Many people would have had advanced reader copies long before that.
But now it's free to the general public!!
Well... not free. I mean, you still have to pay for it...
And why wouldn't you, with the likes of Neil Gaiman, Melissa Marr, Holly Black and Kelley Armstrong filling the pages!
Excuse me while I run around in circles in excitement that this book has finally been released. :D:D
For those people who may have been sleeping under a rock (or who are merely just not so excited about this bunch of authors as I seem to be), the novel drumming up this much excitement in me is Rags & Bones, a new anthology edited by Melissa Marr and Tim Pratt including a list of classic stories that have been revisioned and repackaged.

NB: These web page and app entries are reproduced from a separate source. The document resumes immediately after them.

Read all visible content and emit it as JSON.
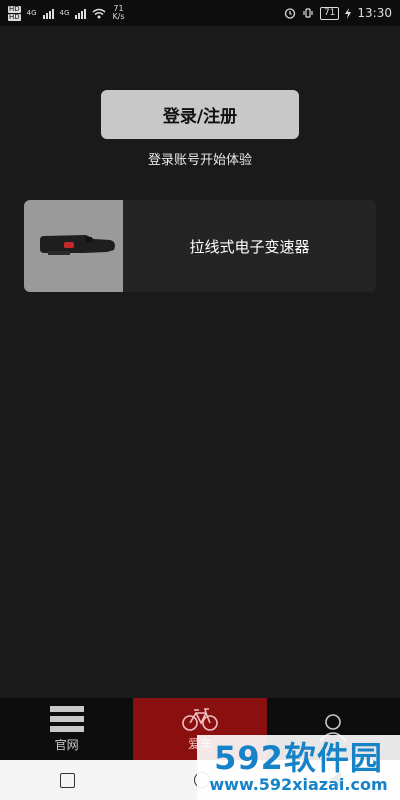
{
  "status_bar": {
    "hd1": "HD",
    "hd2": "HD",
    "net1": "4G",
    "net2": "4G",
    "speed_value": "71",
    "speed_unit": "K/s",
    "battery": "71",
    "time": "13:30"
  },
  "login": {
    "button_label": "登录/注册",
    "hint": "登录账号开始体验"
  },
  "device": {
    "name": "拉线式电子变速器"
  },
  "tabs": [
    {
      "label": "官网",
      "icon": "menu-icon"
    },
    {
      "label": "爱车",
      "icon": "bicycle-icon"
    },
    {
      "label": "",
      "icon": "user-icon"
    }
  ],
  "watermark": {
    "title": "592软件园",
    "url": "www.592xiazai.com"
  },
  "colors": {
    "background": "#1a1a1a",
    "accent": "#8a0f0f",
    "watermark": "#1683c9"
  }
}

Let me pull out a line up for you:
Holly Black - Sheridan le Fanu wrote an early poem called Carmilla that is largely known for its lesbian vampire content. Oh, and it was originally written in the 19th century.
Neil Gaiman - After what Anne Rice did to the Sleeping Beauty fairytale in 1983-85, I can't wait to see what his magician of dark fantasy manages to put together.
Melissa Marr - I don't know much about Kate Chopin's The Awakening, which is what Melissa's own story in this anthology is based on, but I can't wait to find out!
Kelley Armstrong - W. W. Jacob's The Monkey's Paw sounds interesting.
Kami Garcia - I've read only a little from Kami before, but with the popularity that Once Upon a Time has shone on the character of Rumplestiltskin, I can't wait to see what this author has devised for us here.
Saladin Ahmed - This is an author I've heard absolutely nothing about before, but my love of Spenser's Faerie Queene won't allow me to let this revisioning go by unremarked.
There are 12 stories in the anthology in all. Well worth it for both favourite authors and for those you've never heard of before.If you're still unsure, io9 has published an excerpt from Tim Pratt's retelling of Henry James' The Jolly Corner:
The Cold Corner
by Tim Pratt
I left home five years ago, and haven’t been back since— so why do I still think of it as home at all?
After almost a week spent driving across the country on I‑40 East, I cut north on Highway 202, and within an hour reached the outskirts of my hometown, Cold Corners. The only corners are in the endless rectangular fields of soybeans and tobacco, and with triple-digit heat and 90 percent humidity in summer, it’s hardly “cold,” so I don’t know where it got the name. (read more)